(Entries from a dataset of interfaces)
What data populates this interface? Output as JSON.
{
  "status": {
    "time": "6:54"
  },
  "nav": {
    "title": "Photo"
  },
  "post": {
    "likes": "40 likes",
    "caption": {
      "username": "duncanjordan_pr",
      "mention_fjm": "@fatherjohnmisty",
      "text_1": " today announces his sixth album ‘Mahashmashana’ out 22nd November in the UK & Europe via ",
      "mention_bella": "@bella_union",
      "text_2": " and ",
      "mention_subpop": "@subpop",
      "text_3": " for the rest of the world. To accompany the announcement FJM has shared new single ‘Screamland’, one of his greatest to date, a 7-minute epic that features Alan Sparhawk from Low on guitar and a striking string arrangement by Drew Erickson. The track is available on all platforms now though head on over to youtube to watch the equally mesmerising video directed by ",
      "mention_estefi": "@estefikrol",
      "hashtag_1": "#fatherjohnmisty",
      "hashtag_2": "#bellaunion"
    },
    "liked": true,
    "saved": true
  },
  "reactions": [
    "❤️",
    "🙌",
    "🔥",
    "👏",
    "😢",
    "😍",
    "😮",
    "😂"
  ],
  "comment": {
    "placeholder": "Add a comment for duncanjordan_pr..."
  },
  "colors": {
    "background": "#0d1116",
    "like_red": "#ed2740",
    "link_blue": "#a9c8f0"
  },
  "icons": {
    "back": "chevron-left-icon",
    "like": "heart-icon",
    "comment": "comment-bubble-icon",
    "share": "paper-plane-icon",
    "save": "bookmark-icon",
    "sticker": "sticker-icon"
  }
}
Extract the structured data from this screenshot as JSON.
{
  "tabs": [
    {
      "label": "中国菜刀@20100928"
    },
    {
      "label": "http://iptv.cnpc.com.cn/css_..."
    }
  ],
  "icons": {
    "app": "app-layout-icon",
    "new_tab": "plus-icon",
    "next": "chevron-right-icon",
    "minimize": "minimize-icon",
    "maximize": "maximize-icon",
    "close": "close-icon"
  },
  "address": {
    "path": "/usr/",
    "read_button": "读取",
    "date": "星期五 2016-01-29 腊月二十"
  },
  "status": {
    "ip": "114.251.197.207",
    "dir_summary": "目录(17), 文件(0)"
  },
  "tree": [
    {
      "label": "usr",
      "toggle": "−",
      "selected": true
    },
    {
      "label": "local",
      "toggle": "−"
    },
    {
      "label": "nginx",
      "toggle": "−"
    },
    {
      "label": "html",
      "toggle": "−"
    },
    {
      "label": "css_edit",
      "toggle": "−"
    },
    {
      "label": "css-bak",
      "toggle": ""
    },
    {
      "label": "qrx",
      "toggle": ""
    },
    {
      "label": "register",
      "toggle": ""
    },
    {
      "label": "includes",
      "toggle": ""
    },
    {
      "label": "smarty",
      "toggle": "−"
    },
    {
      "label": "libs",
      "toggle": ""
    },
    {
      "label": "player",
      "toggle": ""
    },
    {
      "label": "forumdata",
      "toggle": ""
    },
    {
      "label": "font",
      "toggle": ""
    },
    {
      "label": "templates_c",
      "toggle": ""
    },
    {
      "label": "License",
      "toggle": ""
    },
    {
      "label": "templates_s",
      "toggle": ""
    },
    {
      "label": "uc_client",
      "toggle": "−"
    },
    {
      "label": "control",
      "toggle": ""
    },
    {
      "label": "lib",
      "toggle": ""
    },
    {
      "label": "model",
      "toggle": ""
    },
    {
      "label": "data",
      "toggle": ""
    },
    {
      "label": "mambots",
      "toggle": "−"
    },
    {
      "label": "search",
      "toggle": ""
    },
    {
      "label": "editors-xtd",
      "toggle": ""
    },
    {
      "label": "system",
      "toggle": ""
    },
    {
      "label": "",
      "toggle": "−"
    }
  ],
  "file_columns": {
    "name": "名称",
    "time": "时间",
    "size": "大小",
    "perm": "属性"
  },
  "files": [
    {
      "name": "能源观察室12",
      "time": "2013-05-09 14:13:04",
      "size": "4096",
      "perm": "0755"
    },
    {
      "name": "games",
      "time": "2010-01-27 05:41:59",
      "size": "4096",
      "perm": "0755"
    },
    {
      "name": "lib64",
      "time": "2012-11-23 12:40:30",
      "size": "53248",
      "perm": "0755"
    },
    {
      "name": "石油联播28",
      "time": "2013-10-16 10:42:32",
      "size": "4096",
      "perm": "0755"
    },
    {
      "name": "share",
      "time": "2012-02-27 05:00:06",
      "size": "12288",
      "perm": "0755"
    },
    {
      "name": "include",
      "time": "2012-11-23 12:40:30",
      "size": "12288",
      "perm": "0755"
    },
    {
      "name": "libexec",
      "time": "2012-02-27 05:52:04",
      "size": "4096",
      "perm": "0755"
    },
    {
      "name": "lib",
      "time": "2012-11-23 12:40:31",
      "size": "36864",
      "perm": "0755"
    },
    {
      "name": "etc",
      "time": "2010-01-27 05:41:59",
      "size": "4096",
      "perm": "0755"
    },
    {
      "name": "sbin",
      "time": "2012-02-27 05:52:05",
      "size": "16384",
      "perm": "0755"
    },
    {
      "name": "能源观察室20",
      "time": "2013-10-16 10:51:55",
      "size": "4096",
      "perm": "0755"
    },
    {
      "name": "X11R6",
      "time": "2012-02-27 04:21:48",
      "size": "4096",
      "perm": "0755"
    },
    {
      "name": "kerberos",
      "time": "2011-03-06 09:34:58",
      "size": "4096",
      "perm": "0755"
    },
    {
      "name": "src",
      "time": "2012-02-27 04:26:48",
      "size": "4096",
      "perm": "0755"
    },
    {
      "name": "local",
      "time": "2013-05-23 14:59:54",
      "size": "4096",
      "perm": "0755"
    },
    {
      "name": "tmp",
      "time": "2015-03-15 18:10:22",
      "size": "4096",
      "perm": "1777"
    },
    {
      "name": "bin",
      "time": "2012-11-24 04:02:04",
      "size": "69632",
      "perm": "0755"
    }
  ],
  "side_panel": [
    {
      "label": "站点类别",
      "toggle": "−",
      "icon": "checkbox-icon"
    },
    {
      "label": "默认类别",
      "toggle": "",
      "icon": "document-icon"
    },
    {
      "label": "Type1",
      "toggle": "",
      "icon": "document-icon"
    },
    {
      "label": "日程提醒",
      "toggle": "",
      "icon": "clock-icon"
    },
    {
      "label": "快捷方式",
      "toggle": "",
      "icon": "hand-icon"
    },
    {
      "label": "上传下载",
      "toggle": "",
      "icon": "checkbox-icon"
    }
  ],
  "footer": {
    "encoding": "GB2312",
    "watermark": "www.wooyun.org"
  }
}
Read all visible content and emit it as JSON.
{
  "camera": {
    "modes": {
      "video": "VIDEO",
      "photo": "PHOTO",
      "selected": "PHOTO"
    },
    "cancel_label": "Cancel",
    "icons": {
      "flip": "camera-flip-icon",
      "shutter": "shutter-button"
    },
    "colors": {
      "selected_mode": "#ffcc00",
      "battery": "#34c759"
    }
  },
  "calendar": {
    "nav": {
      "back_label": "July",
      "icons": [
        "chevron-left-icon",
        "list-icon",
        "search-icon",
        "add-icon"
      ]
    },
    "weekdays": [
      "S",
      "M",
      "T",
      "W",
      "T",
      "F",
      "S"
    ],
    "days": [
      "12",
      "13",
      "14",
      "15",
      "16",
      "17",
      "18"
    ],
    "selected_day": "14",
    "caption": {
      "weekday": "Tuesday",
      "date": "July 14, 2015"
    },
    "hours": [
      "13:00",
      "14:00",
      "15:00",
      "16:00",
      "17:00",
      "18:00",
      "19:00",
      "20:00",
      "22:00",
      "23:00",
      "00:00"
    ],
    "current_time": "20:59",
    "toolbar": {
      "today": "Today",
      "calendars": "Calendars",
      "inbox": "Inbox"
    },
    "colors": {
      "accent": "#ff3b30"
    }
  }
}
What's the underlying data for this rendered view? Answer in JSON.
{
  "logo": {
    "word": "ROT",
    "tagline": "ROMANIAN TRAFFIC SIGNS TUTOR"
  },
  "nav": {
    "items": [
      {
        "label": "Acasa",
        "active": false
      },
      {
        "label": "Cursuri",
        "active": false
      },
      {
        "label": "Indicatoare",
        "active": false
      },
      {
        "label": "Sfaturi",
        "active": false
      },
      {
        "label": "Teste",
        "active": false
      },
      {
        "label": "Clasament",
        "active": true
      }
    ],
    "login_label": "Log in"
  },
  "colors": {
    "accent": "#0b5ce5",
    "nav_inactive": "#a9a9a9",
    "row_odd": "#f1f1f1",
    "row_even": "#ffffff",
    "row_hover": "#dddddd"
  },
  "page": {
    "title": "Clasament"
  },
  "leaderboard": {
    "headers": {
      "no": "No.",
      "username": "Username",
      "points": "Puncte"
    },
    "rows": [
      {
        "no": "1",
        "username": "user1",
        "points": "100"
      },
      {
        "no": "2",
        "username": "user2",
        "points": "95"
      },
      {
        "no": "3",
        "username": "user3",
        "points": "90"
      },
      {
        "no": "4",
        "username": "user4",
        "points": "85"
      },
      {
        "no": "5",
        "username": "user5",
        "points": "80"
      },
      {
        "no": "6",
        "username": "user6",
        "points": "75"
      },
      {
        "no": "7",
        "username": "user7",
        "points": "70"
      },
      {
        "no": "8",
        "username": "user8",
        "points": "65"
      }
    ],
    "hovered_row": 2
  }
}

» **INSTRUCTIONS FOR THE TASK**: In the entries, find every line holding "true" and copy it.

» **RESPONSE AREA**:
    "liked": true,
    "saved": true
      "selected": true
        "active": true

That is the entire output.